(Data records for software interfaces)
^^^^

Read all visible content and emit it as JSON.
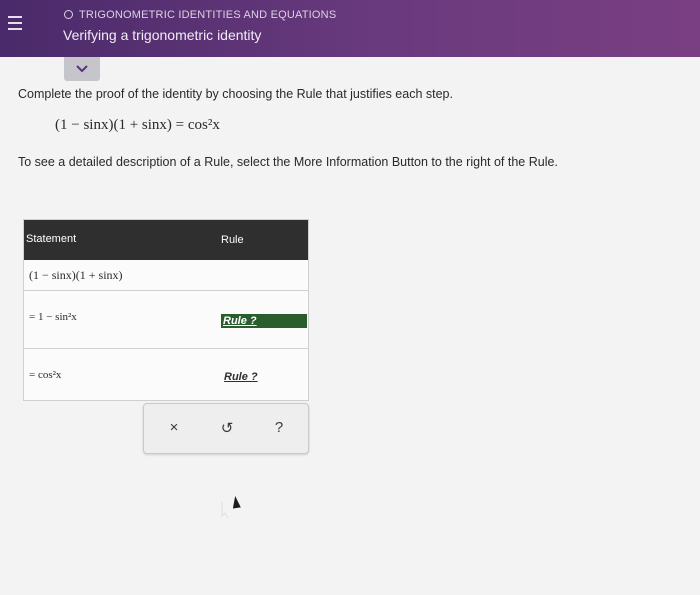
{
  "header": {
    "topic": "TRIGONOMETRIC IDENTITIES AND EQUATIONS",
    "subtitle": "Verifying a trigonometric identity"
  },
  "content": {
    "instruction": "Complete the proof of the identity by choosing the Rule that justifies each step.",
    "identity": "(1 − sinx)(1 + sinx) = cos²x",
    "more_info_text": "To see a detailed description of a Rule, select the More Information Button to the right of the Rule."
  },
  "table": {
    "headers": {
      "statement": "Statement",
      "rule": "Rule"
    },
    "rows": [
      {
        "statement": "(1  −  sinx)(1  +  sinx)",
        "rule": ""
      },
      {
        "statement": "= 1  −  sin²x",
        "rule": "Rule ?"
      },
      {
        "statement": "=  cos²x",
        "rule": "Rule ?"
      }
    ]
  },
  "actions": {
    "clear": "×",
    "undo": "↺",
    "help": "?"
  },
  "colors": {
    "header_bg": "#5a3372",
    "table_header_bg": "#2f2f2f",
    "rule_selected_bg": "#2a5d2e"
  }
}
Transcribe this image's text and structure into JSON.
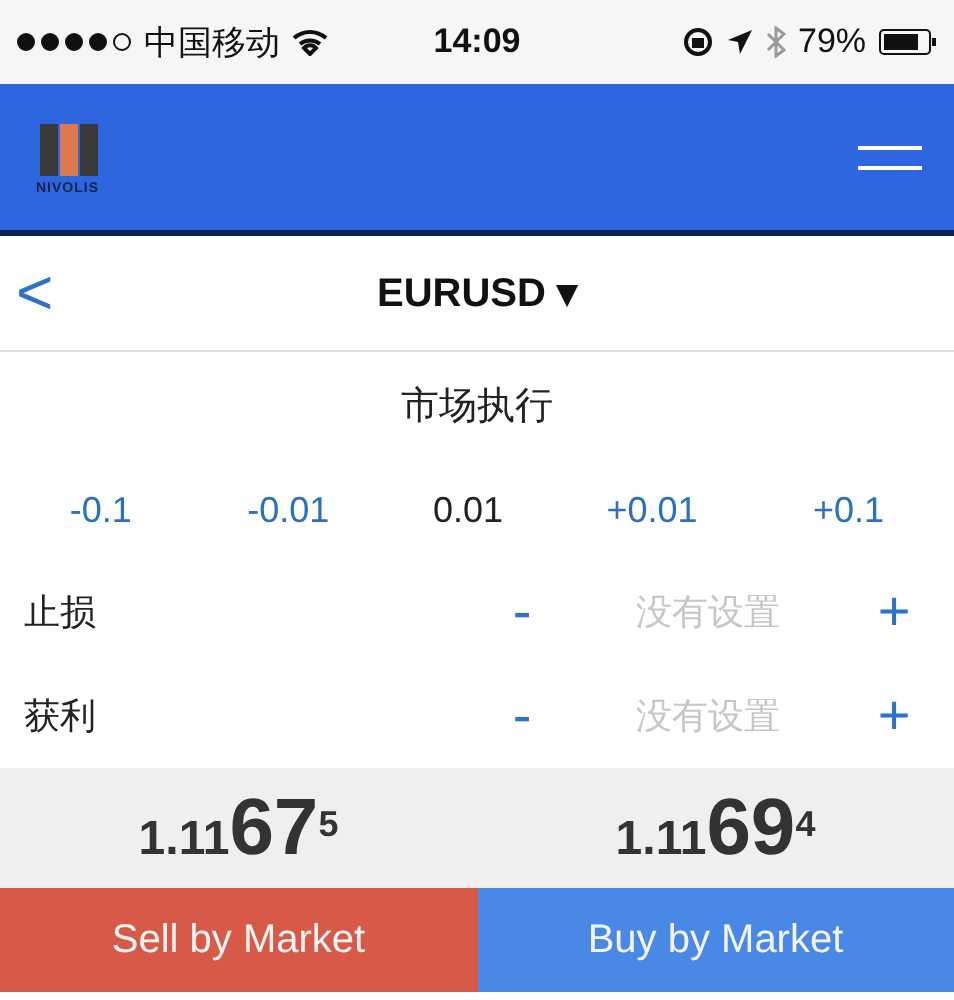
{
  "status_bar": {
    "carrier": "中国移动",
    "time": "14:09",
    "battery": "79%"
  },
  "header": {
    "brand": "NIVOLIS"
  },
  "nav": {
    "back": "<",
    "title": "EURUSD ▾"
  },
  "mode": "市场执行",
  "steps": [
    {
      "label": "-0.1",
      "kind": "step"
    },
    {
      "label": "-0.01",
      "kind": "step"
    },
    {
      "label": "0.01",
      "kind": "volume"
    },
    {
      "label": "+0.01",
      "kind": "step"
    },
    {
      "label": "+0.1",
      "kind": "step"
    }
  ],
  "levels": [
    {
      "label": "止损",
      "minus": "-",
      "placeholder": "没有设置",
      "plus": "+"
    },
    {
      "label": "获利",
      "minus": "-",
      "placeholder": "没有设置",
      "plus": "+"
    }
  ],
  "prices": [
    {
      "head": "1.11",
      "big": "67",
      "tail": "5"
    },
    {
      "head": "1.11",
      "big": "69",
      "tail": "4"
    }
  ],
  "actions": [
    {
      "label": "Sell by Market",
      "kind": "sell"
    },
    {
      "label": "Buy by Market",
      "kind": "buy"
    }
  ]
}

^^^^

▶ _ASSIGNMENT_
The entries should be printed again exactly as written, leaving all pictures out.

▶ _TASK OUTPUT_
Read all visible content and emit it as JSON.
{
  "header": {
    "topic": "TRIGONOMETRIC IDENTITIES AND EQUATIONS",
    "subtitle": "Verifying a trigonometric identity"
  },
  "content": {
    "instruction": "Complete the proof of the identity by choosing the Rule that justifies each step.",
    "identity": "(1 − sinx)(1 + sinx) = cos²x",
    "more_info_text": "To see a detailed description of a Rule, select the More Information Button to the right of the Rule."
  },
  "table": {
    "headers": {
      "statement": "Statement",
      "rule": "Rule"
    },
    "rows": [
      {
        "statement": "(1  −  sinx)(1  +  sinx)",
        "rule": ""
      },
      {
        "statement": "= 1  −  sin²x",
        "rule": "Rule ?"
      },
      {
        "statement": "=  cos²x",
        "rule": "Rule ?"
      }
    ]
  },
  "actions": {
    "clear": "×",
    "undo": "↺",
    "help": "?"
  },
  "colors": {
    "header_bg": "#5a3372",
    "table_header_bg": "#2f2f2f",
    "rule_selected_bg": "#2a5d2e"
  }
}
Transcribe this image's text and structure into JSON.
{
  "status_bar": {
    "carrier": "中国移动",
    "time": "14:09",
    "battery": "79%"
  },
  "header": {
    "brand": "NIVOLIS"
  },
  "nav": {
    "back": "<",
    "title": "EURUSD ▾"
  },
  "mode": "市场执行",
  "steps": [
    {
      "label": "-0.1",
      "kind": "step"
    },
    {
      "label": "-0.01",
      "kind": "step"
    },
    {
      "label": "0.01",
      "kind": "volume"
    },
    {
      "label": "+0.01",
      "kind": "step"
    },
    {
      "label": "+0.1",
      "kind": "step"
    }
  ],
  "levels": [
    {
      "label": "止损",
      "minus": "-",
      "placeholder": "没有设置",
      "plus": "+"
    },
    {
      "label": "获利",
      "minus": "-",
      "placeholder": "没有设置",
      "plus": "+"
    }
  ],
  "prices": [
    {
      "head": "1.11",
      "big": "67",
      "tail": "5"
    },
    {
      "head": "1.11",
      "big": "69",
      "tail": "4"
    }
  ],
  "actions": [
    {
      "label": "Sell by Market",
      "kind": "sell"
    },
    {
      "label": "Buy by Market",
      "kind": "buy"
    }
  ]
}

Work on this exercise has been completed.